TASK BRIEF – The entries below are to be repeated exactly, and their pictures left out.
***
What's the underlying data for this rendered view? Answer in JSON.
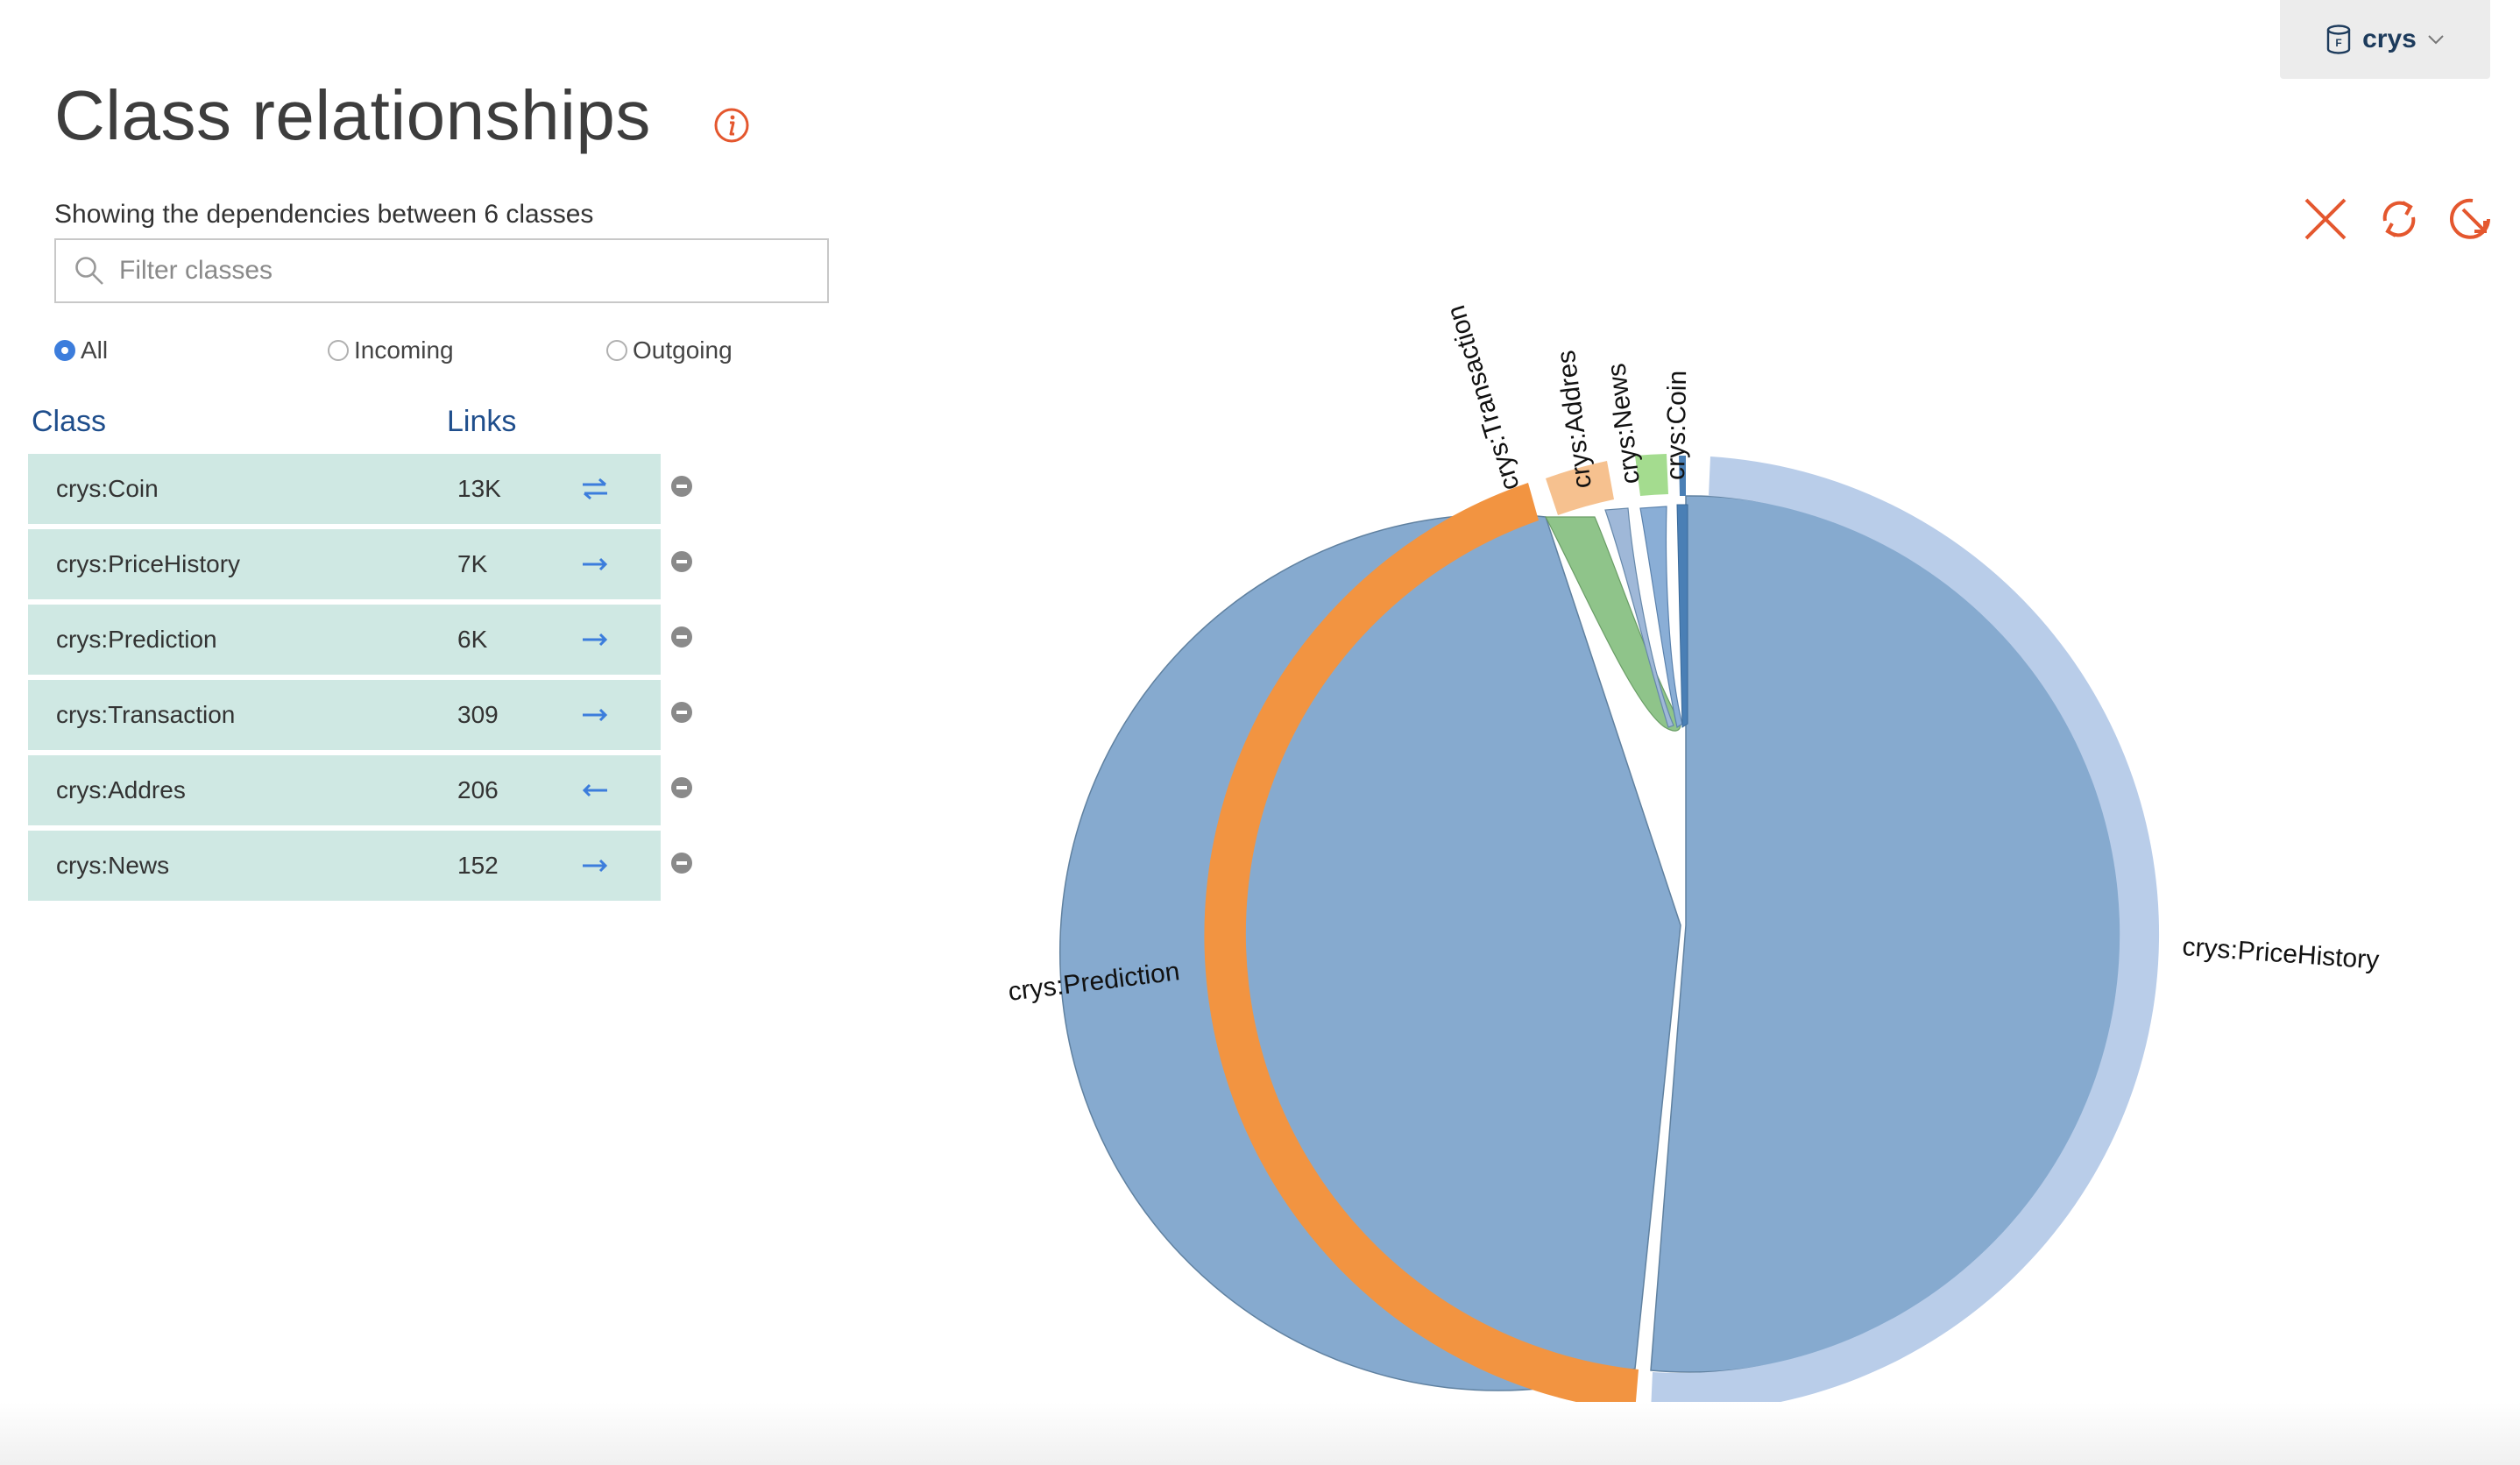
{
  "repository": {
    "name": "crys"
  },
  "header": {
    "title": "Class relationships"
  },
  "summary": "Showing the dependencies between 6 classes",
  "filter": {
    "placeholder": "Filter classes",
    "value": ""
  },
  "direction_options": [
    {
      "label": "All",
      "selected": true
    },
    {
      "label": "Incoming",
      "selected": false
    },
    {
      "label": "Outgoing",
      "selected": false
    }
  ],
  "table": {
    "headers": {
      "class": "Class",
      "links": "Links"
    },
    "rows": [
      {
        "class": "crys:Coin",
        "links": "13K",
        "direction": "both"
      },
      {
        "class": "crys:PriceHistory",
        "links": "7K",
        "direction": "outgoing"
      },
      {
        "class": "crys:Prediction",
        "links": "6K",
        "direction": "outgoing"
      },
      {
        "class": "crys:Transaction",
        "links": "309",
        "direction": "outgoing"
      },
      {
        "class": "crys:Addres",
        "links": "206",
        "direction": "incoming"
      },
      {
        "class": "crys:News",
        "links": "152",
        "direction": "outgoing"
      }
    ]
  },
  "toolbar": [
    "close-icon",
    "refresh-icon",
    "zoom-reset-icon"
  ],
  "colors": {
    "accent": "#e4572e",
    "row_bg": "#cfe8e3",
    "link": "#3c7ddc",
    "ribbon": "#84a9cf"
  },
  "diagram": {
    "type": "chord",
    "groups": [
      {
        "label": "crys:Coin",
        "color": "#4a7fb5",
        "value": 13000
      },
      {
        "label": "crys:PriceHistory",
        "color": "#b9cde9",
        "value": 7000
      },
      {
        "label": "crys:Prediction",
        "color": "#f29441",
        "value": 6000
      },
      {
        "label": "crys:Transaction",
        "color": "#f6c18f",
        "value": 309
      },
      {
        "label": "crys:Addres",
        "color": "#ffffff",
        "value": 206
      },
      {
        "label": "crys:News",
        "color": "#a4dc8f",
        "value": 152
      }
    ]
  }
}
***
SOLUTION TO THE PROBLEM –
What's the underlying data for this rendered view? Answer in JSON.
{
  "repository": {
    "name": "crys"
  },
  "header": {
    "title": "Class relationships"
  },
  "summary": "Showing the dependencies between 6 classes",
  "filter": {
    "placeholder": "Filter classes",
    "value": ""
  },
  "direction_options": [
    {
      "label": "All",
      "selected": true
    },
    {
      "label": "Incoming",
      "selected": false
    },
    {
      "label": "Outgoing",
      "selected": false
    }
  ],
  "table": {
    "headers": {
      "class": "Class",
      "links": "Links"
    },
    "rows": [
      {
        "class": "crys:Coin",
        "links": "13K",
        "direction": "both"
      },
      {
        "class": "crys:PriceHistory",
        "links": "7K",
        "direction": "outgoing"
      },
      {
        "class": "crys:Prediction",
        "links": "6K",
        "direction": "outgoing"
      },
      {
        "class": "crys:Transaction",
        "links": "309",
        "direction": "outgoing"
      },
      {
        "class": "crys:Addres",
        "links": "206",
        "direction": "incoming"
      },
      {
        "class": "crys:News",
        "links": "152",
        "direction": "outgoing"
      }
    ]
  },
  "toolbar": [
    "close-icon",
    "refresh-icon",
    "zoom-reset-icon"
  ],
  "colors": {
    "accent": "#e4572e",
    "row_bg": "#cfe8e3",
    "link": "#3c7ddc",
    "ribbon": "#84a9cf"
  },
  "diagram": {
    "type": "chord",
    "groups": [
      {
        "label": "crys:Coin",
        "color": "#4a7fb5",
        "value": 13000
      },
      {
        "label": "crys:PriceHistory",
        "color": "#b9cde9",
        "value": 7000
      },
      {
        "label": "crys:Prediction",
        "color": "#f29441",
        "value": 6000
      },
      {
        "label": "crys:Transaction",
        "color": "#f6c18f",
        "value": 309
      },
      {
        "label": "crys:Addres",
        "color": "#ffffff",
        "value": 206
      },
      {
        "label": "crys:News",
        "color": "#a4dc8f",
        "value": 152
      }
    ]
  }
}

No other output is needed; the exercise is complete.